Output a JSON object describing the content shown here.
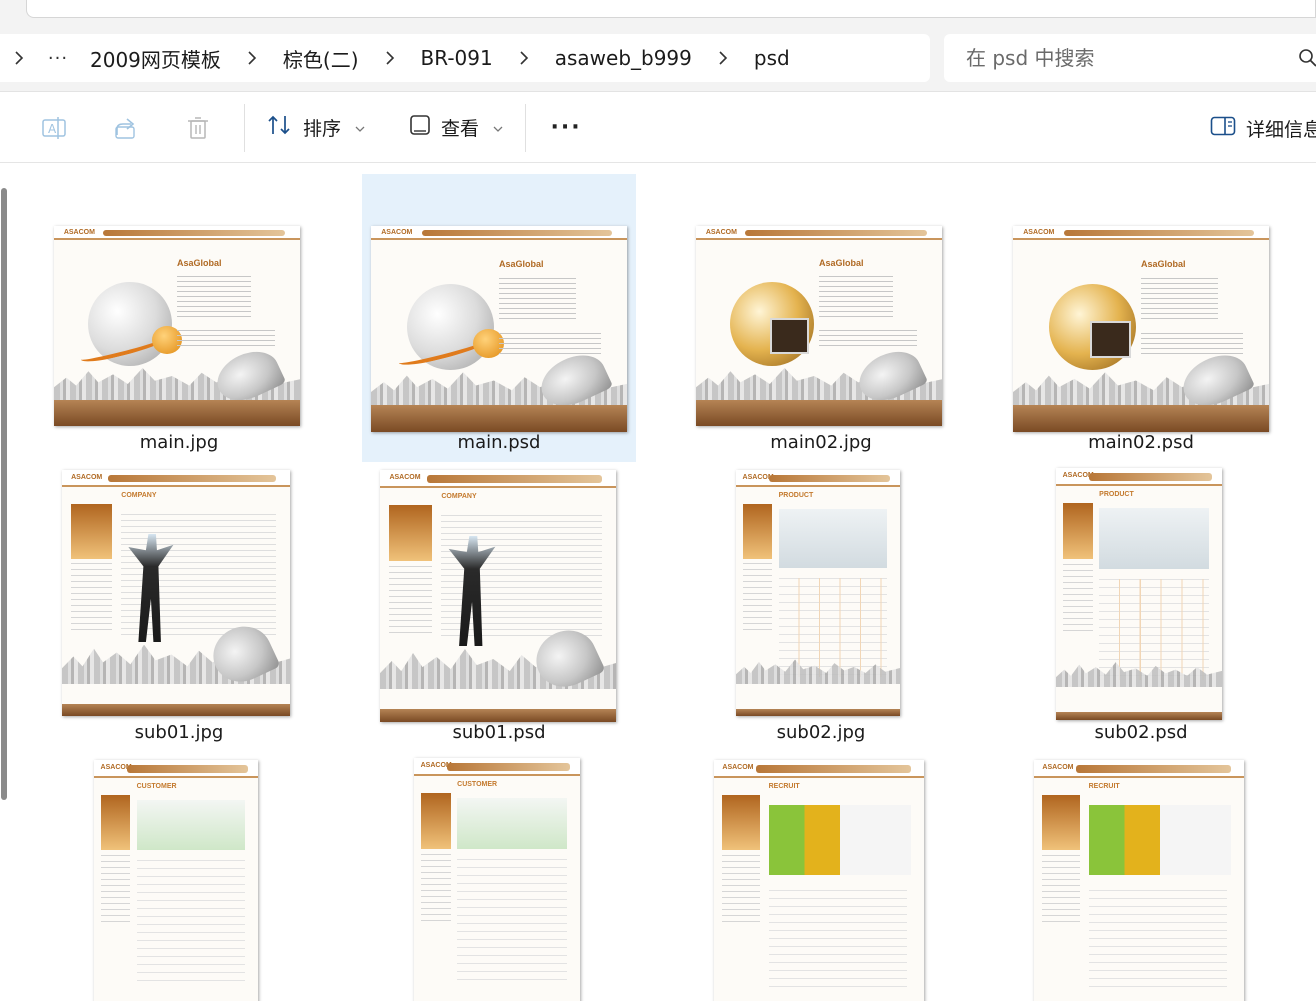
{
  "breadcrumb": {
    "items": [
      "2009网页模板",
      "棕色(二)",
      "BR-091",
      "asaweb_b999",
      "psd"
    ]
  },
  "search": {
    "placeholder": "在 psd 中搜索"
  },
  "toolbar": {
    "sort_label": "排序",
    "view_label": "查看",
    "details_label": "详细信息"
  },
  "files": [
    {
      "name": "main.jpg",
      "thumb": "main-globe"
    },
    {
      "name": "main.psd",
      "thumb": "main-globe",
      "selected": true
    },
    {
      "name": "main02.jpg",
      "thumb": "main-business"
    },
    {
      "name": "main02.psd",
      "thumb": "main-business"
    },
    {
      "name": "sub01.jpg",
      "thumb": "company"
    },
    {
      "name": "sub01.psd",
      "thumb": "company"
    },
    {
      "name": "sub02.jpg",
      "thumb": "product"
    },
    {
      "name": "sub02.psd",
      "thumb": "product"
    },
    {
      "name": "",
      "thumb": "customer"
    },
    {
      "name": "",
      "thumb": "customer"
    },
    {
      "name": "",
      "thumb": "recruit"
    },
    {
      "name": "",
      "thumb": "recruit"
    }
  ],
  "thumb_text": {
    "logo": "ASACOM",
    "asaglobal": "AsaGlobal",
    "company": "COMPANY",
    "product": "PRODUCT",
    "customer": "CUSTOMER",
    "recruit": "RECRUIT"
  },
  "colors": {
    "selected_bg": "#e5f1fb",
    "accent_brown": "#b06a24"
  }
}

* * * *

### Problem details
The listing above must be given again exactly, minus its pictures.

### Task solution
Output a JSON object describing the content shown here.
{
  "breadcrumb": {
    "items": [
      "2009网页模板",
      "棕色(二)",
      "BR-091",
      "asaweb_b999",
      "psd"
    ]
  },
  "search": {
    "placeholder": "在 psd 中搜索"
  },
  "toolbar": {
    "sort_label": "排序",
    "view_label": "查看",
    "details_label": "详细信息"
  },
  "files": [
    {
      "name": "main.jpg",
      "thumb": "main-globe"
    },
    {
      "name": "main.psd",
      "thumb": "main-globe",
      "selected": true
    },
    {
      "name": "main02.jpg",
      "thumb": "main-business"
    },
    {
      "name": "main02.psd",
      "thumb": "main-business"
    },
    {
      "name": "sub01.jpg",
      "thumb": "company"
    },
    {
      "name": "sub01.psd",
      "thumb": "company"
    },
    {
      "name": "sub02.jpg",
      "thumb": "product"
    },
    {
      "name": "sub02.psd",
      "thumb": "product"
    },
    {
      "name": "",
      "thumb": "customer"
    },
    {
      "name": "",
      "thumb": "customer"
    },
    {
      "name": "",
      "thumb": "recruit"
    },
    {
      "name": "",
      "thumb": "recruit"
    }
  ],
  "thumb_text": {
    "logo": "ASACOM",
    "asaglobal": "AsaGlobal",
    "company": "COMPANY",
    "product": "PRODUCT",
    "customer": "CUSTOMER",
    "recruit": "RECRUIT"
  },
  "colors": {
    "selected_bg": "#e5f1fb",
    "accent_brown": "#b06a24"
  }
}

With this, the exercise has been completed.